What you return must match the listing below character for character, minus any pictures.

+===+

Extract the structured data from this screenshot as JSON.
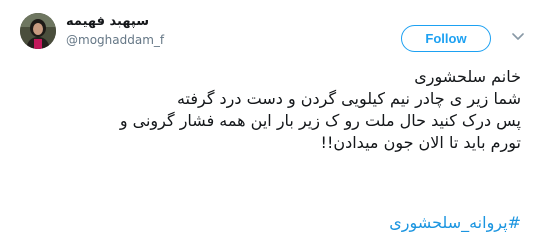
{
  "user": {
    "display_name": "سپهبد فهیمه",
    "handle": "@moghaddam_f"
  },
  "follow_button": {
    "label": "Follow"
  },
  "menu": {
    "icon": "chevron-down-icon"
  },
  "tweet": {
    "lines": [
      "خانم سلحشوری",
      "شما زیر ی چادر نیم کیلویی گردن و دست درد گرفته",
      "پس درک کنید حال ملت رو ک زیر بار این همه فشار گرونی و",
      "تورم باید تا الان جون میدادن!!"
    ],
    "hashtag": "#پروانه_سلحشوری"
  },
  "colors": {
    "accent": "#1da1f2",
    "hashtag": "#1b95e0",
    "text": "#14171a",
    "muted": "#657786"
  }
}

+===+

* **Answer to the problem**
Extract the structured data from this screenshot as JSON.
{
  "user": {
    "display_name": "سپهبد فهیمه",
    "handle": "@moghaddam_f"
  },
  "follow_button": {
    "label": "Follow"
  },
  "menu": {
    "icon": "chevron-down-icon"
  },
  "tweet": {
    "lines": [
      "خانم سلحشوری",
      "شما زیر ی چادر نیم کیلویی گردن و دست درد گرفته",
      "پس درک کنید حال ملت رو ک زیر بار این همه فشار گرونی و",
      "تورم باید تا الان جون میدادن!!"
    ],
    "hashtag": "#پروانه_سلحشوری"
  },
  "colors": {
    "accent": "#1da1f2",
    "hashtag": "#1b95e0",
    "text": "#14171a",
    "muted": "#657786"
  }
}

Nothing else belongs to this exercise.